> **Work to be completed**
Return the listing exactly as it appears, but strip out the images.

════════════════════

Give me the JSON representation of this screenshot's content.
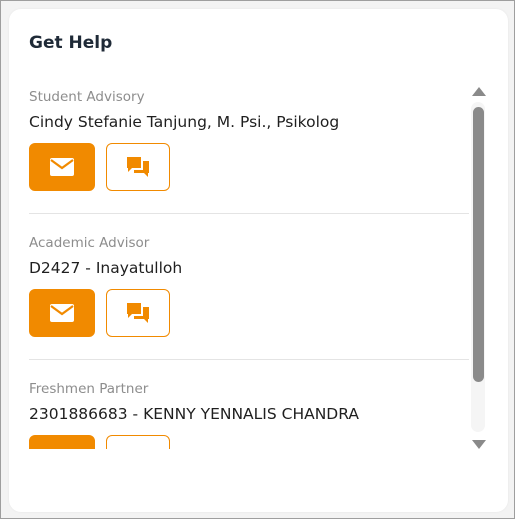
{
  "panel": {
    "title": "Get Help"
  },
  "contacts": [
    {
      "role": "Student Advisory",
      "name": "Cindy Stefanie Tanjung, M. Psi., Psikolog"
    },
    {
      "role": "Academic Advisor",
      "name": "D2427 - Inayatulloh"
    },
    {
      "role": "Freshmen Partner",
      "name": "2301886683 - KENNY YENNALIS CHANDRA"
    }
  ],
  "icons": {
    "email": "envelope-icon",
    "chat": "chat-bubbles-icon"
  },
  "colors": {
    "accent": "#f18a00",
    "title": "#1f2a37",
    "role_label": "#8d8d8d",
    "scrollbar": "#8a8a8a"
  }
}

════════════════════

> **Task solution**
Give me the JSON representation of this screenshot's content.
{
  "panel": {
    "title": "Get Help"
  },
  "contacts": [
    {
      "role": "Student Advisory",
      "name": "Cindy Stefanie Tanjung, M. Psi., Psikolog"
    },
    {
      "role": "Academic Advisor",
      "name": "D2427 - Inayatulloh"
    },
    {
      "role": "Freshmen Partner",
      "name": "2301886683 - KENNY YENNALIS CHANDRA"
    }
  ],
  "icons": {
    "email": "envelope-icon",
    "chat": "chat-bubbles-icon"
  },
  "colors": {
    "accent": "#f18a00",
    "title": "#1f2a37",
    "role_label": "#8d8d8d",
    "scrollbar": "#8a8a8a"
  }
}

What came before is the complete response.